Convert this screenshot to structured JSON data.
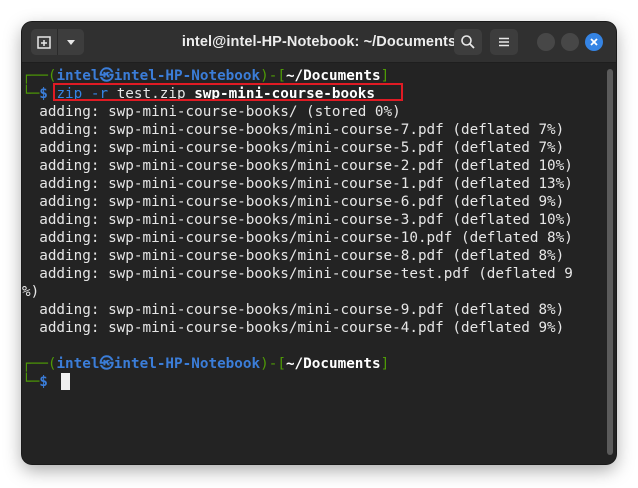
{
  "window": {
    "title": "intel@intel-HP-Notebook: ~/Documents"
  },
  "toolbar": {
    "new_tab_icon": "new-tab-icon",
    "menu_dropdown_icon": "chevron-down-icon",
    "search_icon": "search-icon",
    "hamburger_icon": "hamburger-menu-icon",
    "close_icon": "close-icon"
  },
  "prompt1": {
    "corner_top": "┌──(",
    "user": "intel",
    "at": "㉿",
    "host": "intel-HP-Notebook",
    "mid": ")-[",
    "dir": "~/Documents",
    "end": "]",
    "corner_bottom": "└─",
    "dollar": "$",
    "cmd": "zip",
    "flag": "-r",
    "arg1": "test.zip",
    "arg2": "swp-mini-course-books"
  },
  "output": [
    "  adding: swp-mini-course-books/ (stored 0%)",
    "  adding: swp-mini-course-books/mini-course-7.pdf (deflated 7%)",
    "  adding: swp-mini-course-books/mini-course-5.pdf (deflated 7%)",
    "  adding: swp-mini-course-books/mini-course-2.pdf (deflated 10%)",
    "  adding: swp-mini-course-books/mini-course-1.pdf (deflated 13%)",
    "  adding: swp-mini-course-books/mini-course-6.pdf (deflated 9%)",
    "  adding: swp-mini-course-books/mini-course-3.pdf (deflated 10%)",
    "  adding: swp-mini-course-books/mini-course-10.pdf (deflated 8%)",
    "  adding: swp-mini-course-books/mini-course-8.pdf (deflated 8%)",
    "  adding: swp-mini-course-books/mini-course-test.pdf (deflated 9",
    "%)",
    "  adding: swp-mini-course-books/mini-course-9.pdf (deflated 8%)",
    "  adding: swp-mini-course-books/mini-course-4.pdf (deflated 9%)"
  ],
  "prompt2": {
    "corner_top": "┌──(",
    "user": "intel",
    "at": "㉿",
    "host": "intel-HP-Notebook",
    "mid": ")-[",
    "dir": "~/Documents",
    "end": "]",
    "corner_bottom": "└─",
    "dollar": "$"
  },
  "colors": {
    "prompt_green": "#4e9a06",
    "prompt_blue": "#3b7dd8",
    "highlight_red": "#e01b24",
    "close_blue": "#3584e4"
  }
}
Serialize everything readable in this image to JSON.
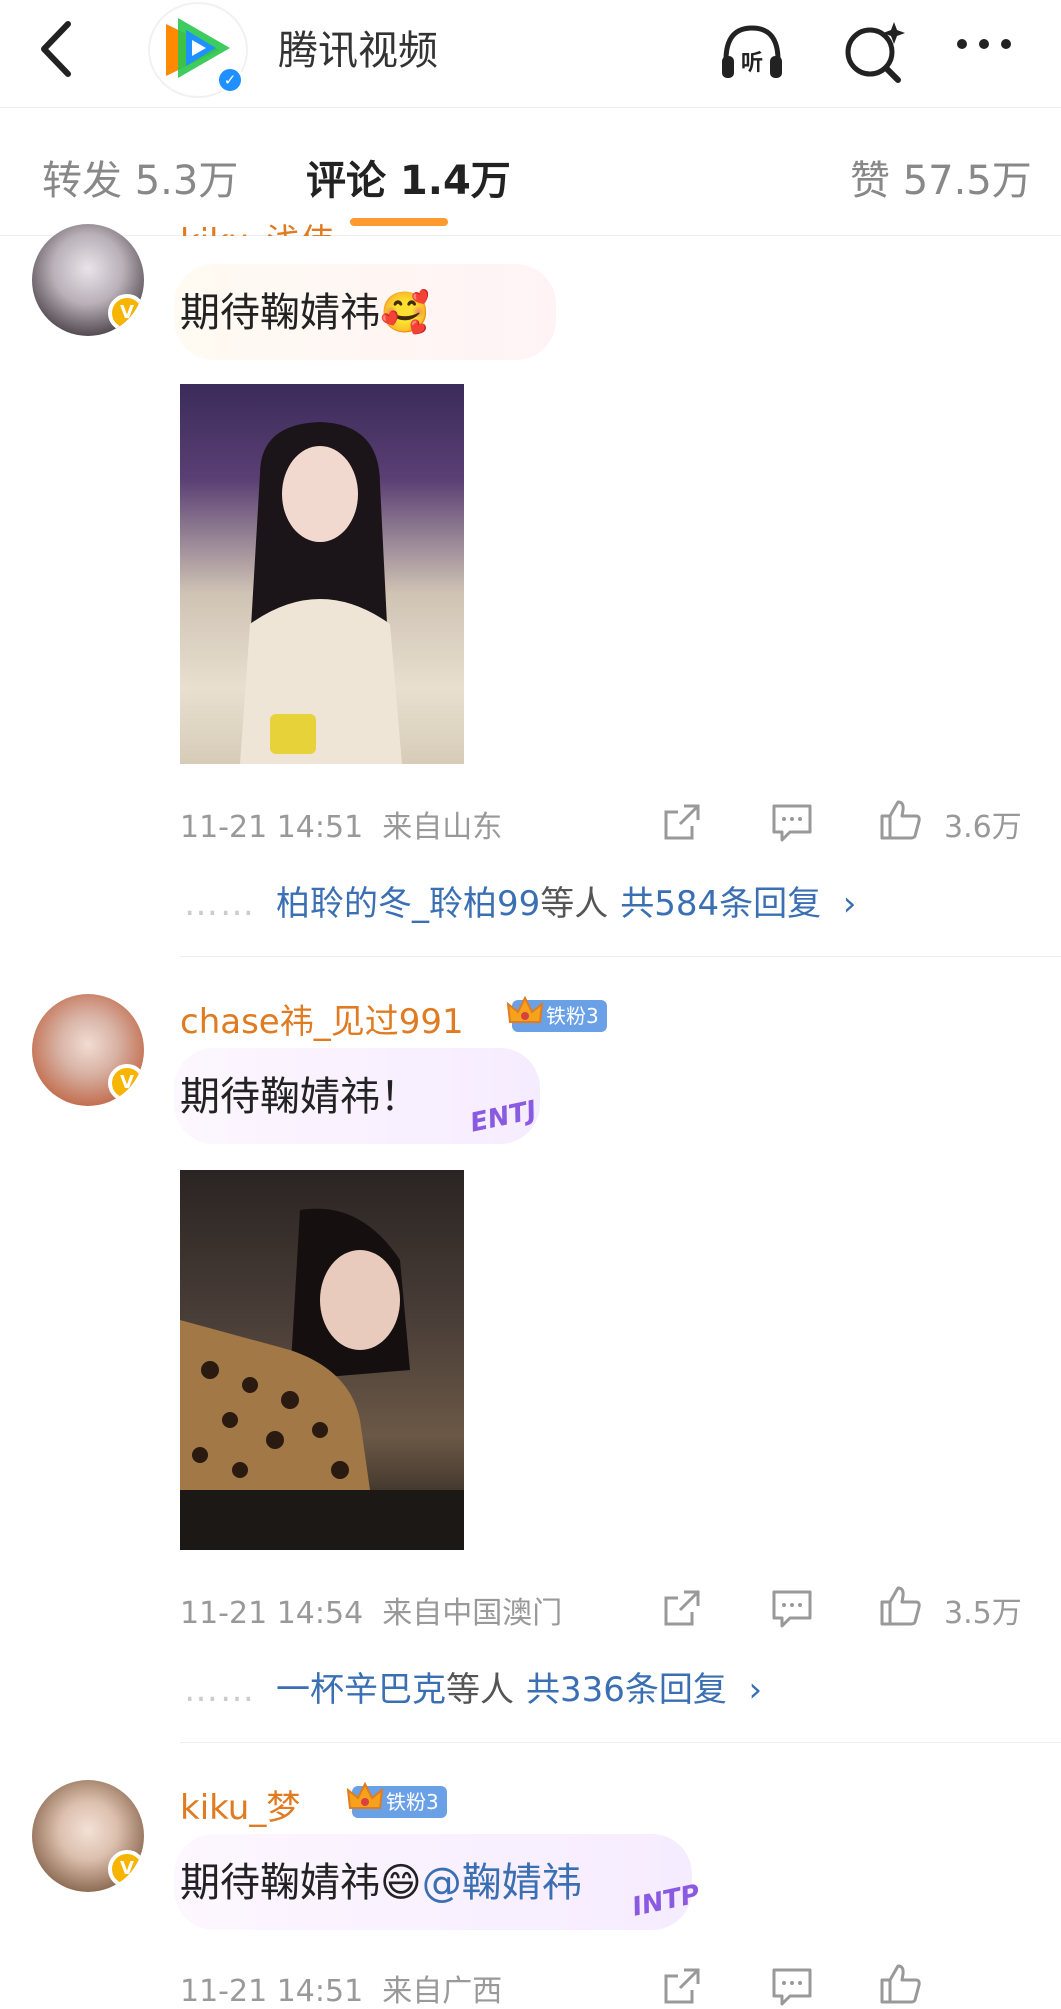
{
  "header": {
    "title": "腾讯视频",
    "brand_colors": {
      "play_orange": "#ff8a00",
      "play_green": "#28c84e",
      "play_blue": "#1e90ff",
      "play_purple": "#7b4ff0"
    }
  },
  "tabs": {
    "repost": "转发 5.3万",
    "comments": "评论 1.4万",
    "likes": "赞 57.5万"
  },
  "comments": [
    {
      "username": "kiku_浅伟",
      "text": "期待鞠婧祎",
      "emoji": "🥰",
      "time": "11-21 14:51",
      "location": "来自山东",
      "likes": "3.6万",
      "reply_names": "柏聆的冬_聆柏99",
      "reply_suffix": "等人",
      "reply_total": "共584条回复",
      "reply_arrow": "›"
    },
    {
      "username": "chase祎_见过991",
      "fan_badge": "铁粉3",
      "text": "期待鞠婧祎！",
      "tag": "ENTJ",
      "time": "11-21 14:54",
      "location": "来自中国澳门",
      "likes": "3.5万",
      "reply_names": "一杯辛巴克",
      "reply_suffix": "等人",
      "reply_total": "共336条回复",
      "reply_arrow": "›"
    },
    {
      "username": "kiku_梦",
      "fan_badge": "铁粉3",
      "text": "期待鞠婧祎",
      "emoji": "😄",
      "mention": "@鞠婧祎",
      "tag": "INTP",
      "time": "11-21 14:51",
      "location": "来自广西"
    }
  ],
  "reply_dots": "……"
}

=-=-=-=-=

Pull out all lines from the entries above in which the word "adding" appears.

*COMPLETED EXERCISE*:
    "  adding: swp-mini-course-books/ (stored 0%)",
    "  adding: swp-mini-course-books/mini-course-7.pdf (deflated 7%)",
    "  adding: swp-mini-course-books/mini-course-5.pdf (deflated 7%)",
    "  adding: swp-mini-course-books/mini-course-2.pdf (deflated 10%)",
    "  adding: swp-mini-course-books/mini-course-1.pdf (deflated 13%)",
    "  adding: swp-mini-course-books/mini-course-6.pdf (deflated 9%)",
    "  adding: swp-mini-course-books/mini-course-3.pdf (deflated 10%)",
    "  adding: swp-mini-course-books/mini-course-10.pdf (deflated 8%)",
    "  adding: swp-mini-course-books/mini-course-8.pdf (deflated 8%)",
    "  adding: swp-mini-course-books/mini-course-test.pdf (deflated 9",
    "  adding: swp-mini-course-books/mini-course-9.pdf (deflated 8%)",
    "  adding: swp-mini-course-books/mini-course-4.pdf (deflated 9%)"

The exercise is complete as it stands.